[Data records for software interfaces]
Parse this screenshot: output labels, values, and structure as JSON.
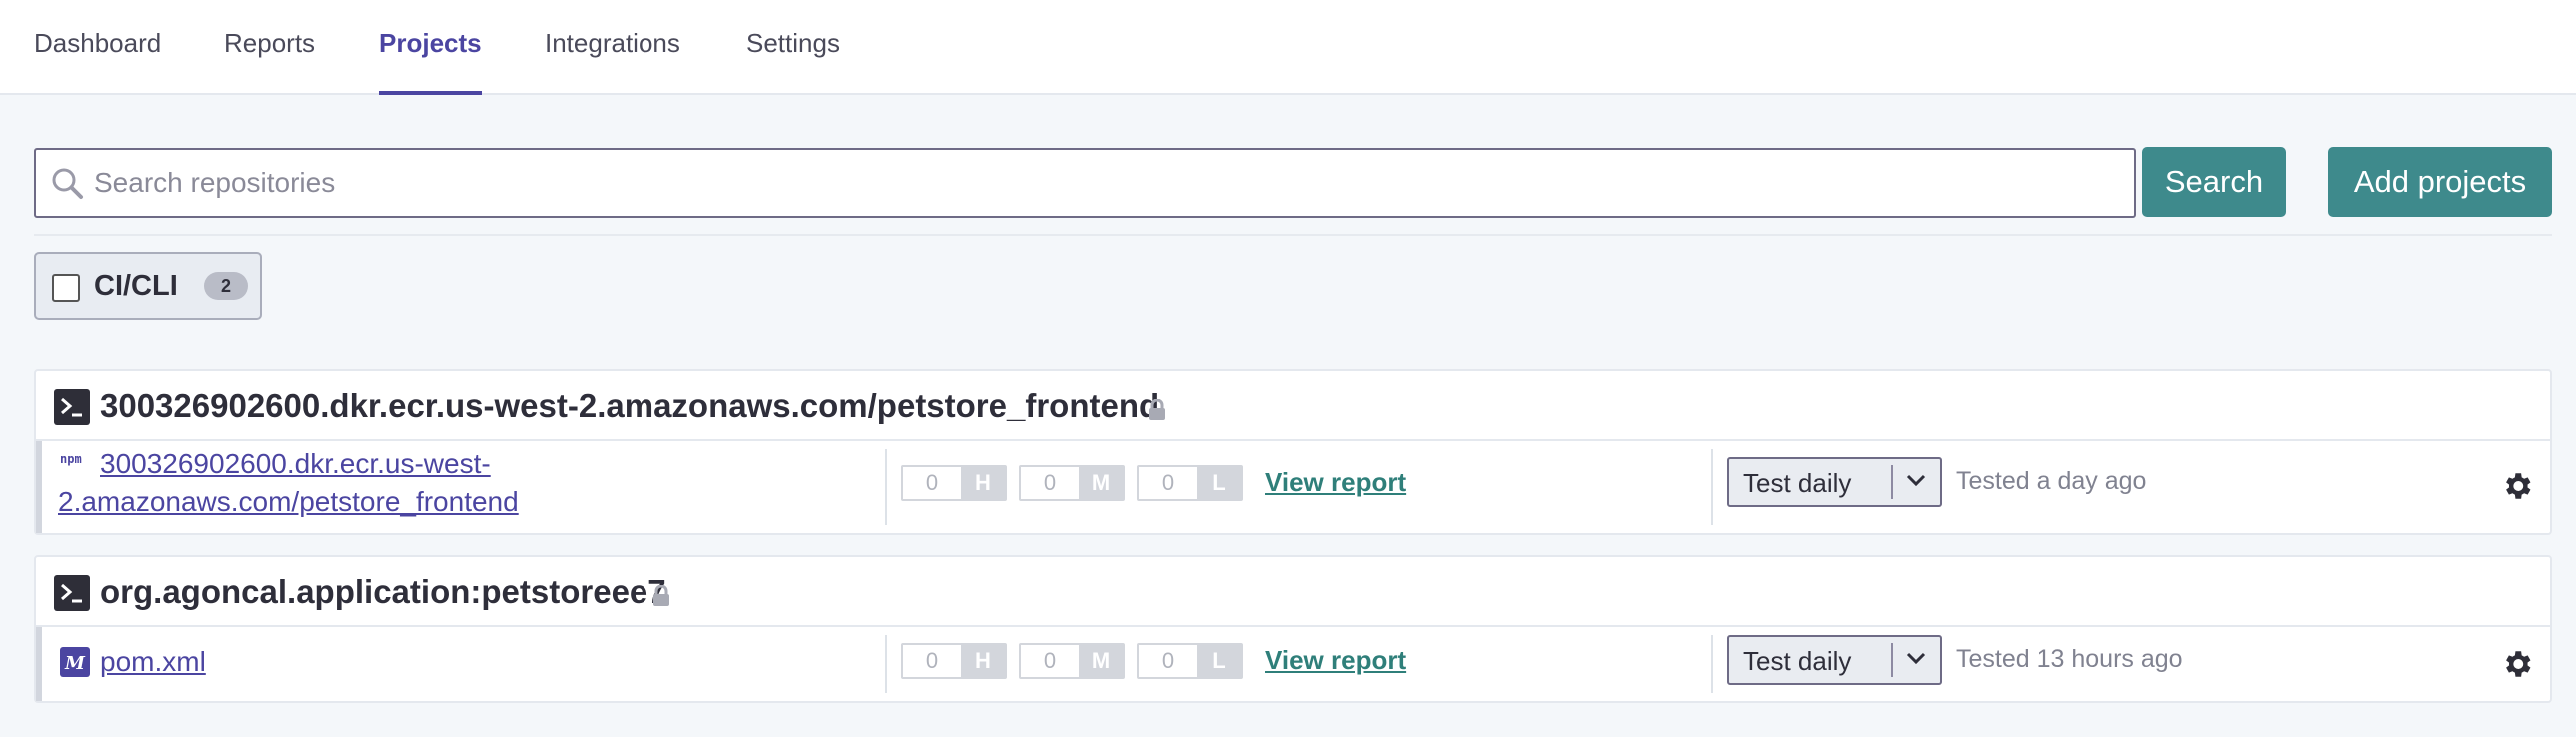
{
  "nav": {
    "tabs": [
      {
        "label": "Dashboard"
      },
      {
        "label": "Reports"
      },
      {
        "label": "Projects",
        "active": true
      },
      {
        "label": "Integrations"
      },
      {
        "label": "Settings"
      }
    ]
  },
  "search": {
    "placeholder": "Search repositories",
    "value": "",
    "button_label": "Search"
  },
  "add_projects_label": "Add projects",
  "filter": {
    "label": "CI/CLI",
    "count": "2",
    "checked": false
  },
  "projects": [
    {
      "title": "300326902600.dkr.ecr.us-west-2.amazonaws.com/petstore_frontend",
      "locked": true,
      "target": {
        "icon": "npm-icon",
        "name_line1": "300326902600.dkr.ecr.us-west-",
        "name_line2": "2.amazonaws.com/petstore_frontend",
        "high": "0",
        "high_key": "H",
        "medium": "0",
        "medium_key": "M",
        "low": "0",
        "low_key": "L",
        "view_report": "View report",
        "frequency": "Test daily",
        "tested": "Tested a day ago"
      }
    },
    {
      "title": "org.agoncal.application:petstoreee7",
      "locked": true,
      "target": {
        "icon": "maven-icon",
        "name": "pom.xml",
        "high": "0",
        "high_key": "H",
        "medium": "0",
        "medium_key": "M",
        "low": "0",
        "low_key": "L",
        "view_report": "View report",
        "frequency": "Test daily",
        "tested": "Tested 13 hours ago"
      }
    }
  ],
  "colors": {
    "accent_purple": "#4b45a1",
    "teal_button": "#3e8a8c",
    "link_teal": "#2f7f7a"
  }
}
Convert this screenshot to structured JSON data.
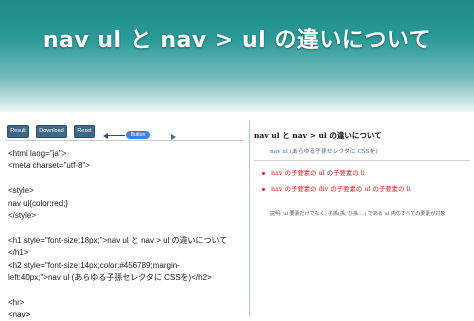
{
  "banner": {
    "title": "nav ul と nav > ul の違いについて"
  },
  "toolbar": {
    "result_label": "Result",
    "download_label": "Download",
    "reset_label": "Reset",
    "button_hint": "Button"
  },
  "code_lines": [
    "<html lang=\"ja\">",
    "<meta charset=\"utf-8\">",
    "",
    "<style>",
    "nav ul{color:red;}",
    "</style>",
    "",
    "<h1 style=\"font-size:18px;\">nav ul と nav > ul の違いについて",
    "</h1>",
    "<h2 style=\"font-size:14px;color:#456789;margin-",
    "left:40px;\">nav ul (あらゆる子孫セレクタに CSSを)</h2>",
    "",
    "<hr>",
    "<nav>"
  ],
  "preview": {
    "h1": "nav ul と nav > ul の違いについて",
    "h2": "nav ul (あらゆる子孫セレクタに CSSを)",
    "items": [
      "nav の子要素の ul の子要素の li",
      "nav の子要素の div の子要素の ul の子要素の li"
    ],
    "note": "説明: ul 要素だけでなく, 子孫(孫, ひ孫....) である ul 内のすべての要素が対象"
  },
  "colors": {
    "banner_top": "#1f8a8a",
    "button": "#3f6788",
    "h2_color": "#456789",
    "list_red": "#e0201f"
  }
}
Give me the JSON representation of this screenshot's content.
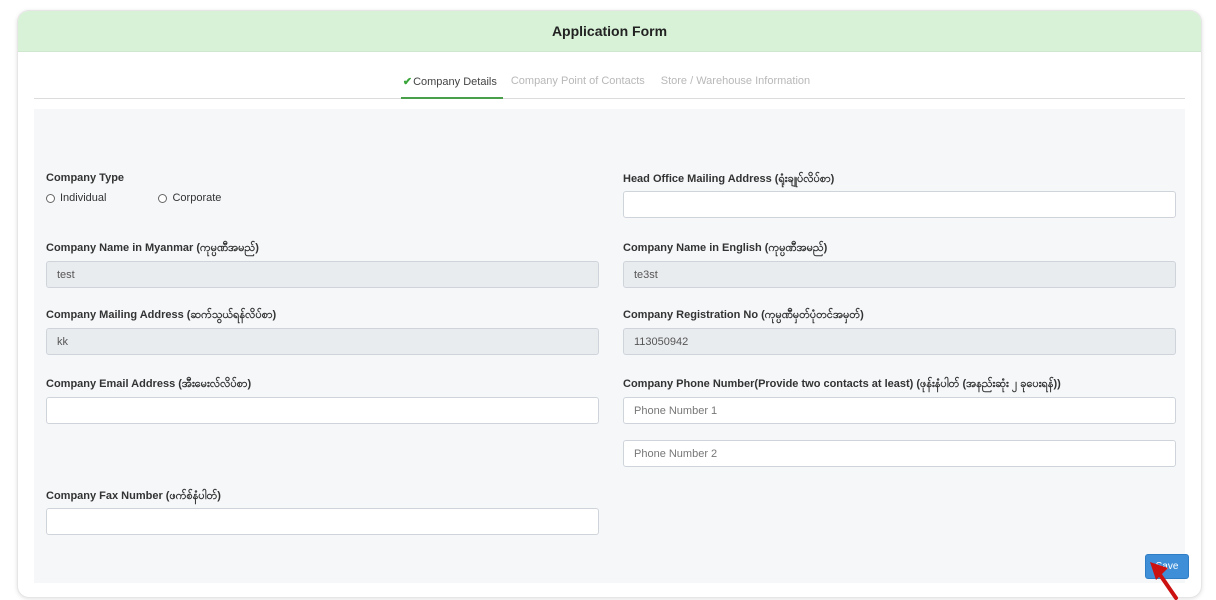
{
  "header": {
    "title": "Application Form"
  },
  "tabs": [
    {
      "label": "Company Details",
      "active": true
    },
    {
      "label": "Company Point of Contacts",
      "active": false
    },
    {
      "label": "Store / Warehouse Information",
      "active": false
    }
  ],
  "form": {
    "company_type": {
      "label": "Company Type",
      "options": [
        "Individual",
        "Corporate"
      ]
    },
    "head_office_address": {
      "label": "Head Office Mailing Address (ရုံးချုပ်လိပ်စာ)",
      "value": ""
    },
    "name_myanmar": {
      "label": "Company Name in Myanmar (ကုမ္ပဏီအမည်)",
      "value": "test"
    },
    "name_english": {
      "label": "Company Name in English (ကုမ္ပဏီအမည်)",
      "value": "te3st"
    },
    "mailing_address": {
      "label": "Company Mailing Address (ဆက်သွယ်ရန်လိပ်စာ)",
      "value": "kk"
    },
    "registration_no": {
      "label": "Company Registration No (ကုမ္ပဏီမှတ်ပုံတင်အမှတ်)",
      "value": "113050942"
    },
    "email": {
      "label": "Company Email Address (အီးမေးလ်လိပ်စာ)",
      "value": ""
    },
    "phone": {
      "label": "Company Phone Number(Provide two contacts at least) (ဖုန်းနံပါတ် (အနည်းဆုံး ၂ ခုပေးရန်))",
      "placeholder1": "Phone Number 1",
      "placeholder2": "Phone Number 2"
    },
    "fax": {
      "label": "Company Fax Number (ဖက်စ်နံပါတ်)",
      "value": ""
    },
    "save_label": "Save"
  },
  "colors": {
    "header_bg": "#d7f2d7",
    "active_tab_underline": "#4aa04a",
    "save_button": "#3f8fd8",
    "cursor": "#cc1111"
  }
}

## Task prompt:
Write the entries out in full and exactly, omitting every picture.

## Task result:
Parse this screenshot: output labels, values, and structure as JSON.
{
  "nav": {
    "tabs": [
      {
        "label": "Dashboard"
      },
      {
        "label": "Reports"
      },
      {
        "label": "Projects",
        "active": true
      },
      {
        "label": "Integrations"
      },
      {
        "label": "Settings"
      }
    ]
  },
  "search": {
    "placeholder": "Search repositories",
    "value": "",
    "button_label": "Search"
  },
  "add_projects_label": "Add projects",
  "filter": {
    "label": "CI/CLI",
    "count": "2",
    "checked": false
  },
  "projects": [
    {
      "title": "300326902600.dkr.ecr.us-west-2.amazonaws.com/petstore_frontend",
      "locked": true,
      "target": {
        "icon": "npm-icon",
        "name_line1": "300326902600.dkr.ecr.us-west-",
        "name_line2": "2.amazonaws.com/petstore_frontend",
        "high": "0",
        "high_key": "H",
        "medium": "0",
        "medium_key": "M",
        "low": "0",
        "low_key": "L",
        "view_report": "View report",
        "frequency": "Test daily",
        "tested": "Tested a day ago"
      }
    },
    {
      "title": "org.agoncal.application:petstoreee7",
      "locked": true,
      "target": {
        "icon": "maven-icon",
        "name": "pom.xml",
        "high": "0",
        "high_key": "H",
        "medium": "0",
        "medium_key": "M",
        "low": "0",
        "low_key": "L",
        "view_report": "View report",
        "frequency": "Test daily",
        "tested": "Tested 13 hours ago"
      }
    }
  ],
  "colors": {
    "accent_purple": "#4b45a1",
    "teal_button": "#3e8a8c",
    "link_teal": "#2f7f7a"
  }
}
Convert this screenshot to structured JSON data.
{
  "banner": {
    "title": "nav ul と nav > ul の違いについて"
  },
  "toolbar": {
    "result_label": "Result",
    "download_label": "Download",
    "reset_label": "Reset",
    "button_hint": "Button"
  },
  "code_lines": [
    "<html lang=\"ja\">",
    "<meta charset=\"utf-8\">",
    "",
    "<style>",
    "nav ul{color:red;}",
    "</style>",
    "",
    "<h1 style=\"font-size:18px;\">nav ul と nav > ul の違いについて",
    "</h1>",
    "<h2 style=\"font-size:14px;color:#456789;margin-",
    "left:40px;\">nav ul (あらゆる子孫セレクタに CSSを)</h2>",
    "",
    "<hr>",
    "<nav>"
  ],
  "preview": {
    "h1": "nav ul と nav > ul の違いについて",
    "h2": "nav ul (あらゆる子孫セレクタに CSSを)",
    "items": [
      "nav の子要素の ul の子要素の li",
      "nav の子要素の div の子要素の ul の子要素の li"
    ],
    "note": "説明: ul 要素だけでなく, 子孫(孫, ひ孫....) である ul 内のすべての要素が対象"
  },
  "colors": {
    "banner_top": "#1f8a8a",
    "button": "#3f6788",
    "h2_color": "#456789",
    "list_red": "#e0201f"
  }
}
Give me the JSON representation of this screenshot's content.
{
  "header": {
    "title": "Application Form"
  },
  "tabs": [
    {
      "label": "Company Details",
      "active": true
    },
    {
      "label": "Company Point of Contacts",
      "active": false
    },
    {
      "label": "Store / Warehouse Information",
      "active": false
    }
  ],
  "form": {
    "company_type": {
      "label": "Company Type",
      "options": [
        "Individual",
        "Corporate"
      ]
    },
    "head_office_address": {
      "label": "Head Office Mailing Address (ရုံးချုပ်လိပ်စာ)",
      "value": ""
    },
    "name_myanmar": {
      "label": "Company Name in Myanmar (ကုမ္ပဏီအမည်)",
      "value": "test"
    },
    "name_english": {
      "label": "Company Name in English (ကုမ္ပဏီအမည်)",
      "value": "te3st"
    },
    "mailing_address": {
      "label": "Company Mailing Address (ဆက်သွယ်ရန်လိပ်စာ)",
      "value": "kk"
    },
    "registration_no": {
      "label": "Company Registration No (ကုမ္ပဏီမှတ်ပုံတင်အမှတ်)",
      "value": "113050942"
    },
    "email": {
      "label": "Company Email Address (အီးမေးလ်လိပ်စာ)",
      "value": ""
    },
    "phone": {
      "label": "Company Phone Number(Provide two contacts at least) (ဖုန်းနံပါတ် (အနည်းဆုံး ၂ ခုပေးရန်))",
      "placeholder1": "Phone Number 1",
      "placeholder2": "Phone Number 2"
    },
    "fax": {
      "label": "Company Fax Number (ဖက်စ်နံပါတ်)",
      "value": ""
    },
    "save_label": "Save"
  },
  "colors": {
    "header_bg": "#d7f2d7",
    "active_tab_underline": "#4aa04a",
    "save_button": "#3f8fd8",
    "cursor": "#cc1111"
  }
}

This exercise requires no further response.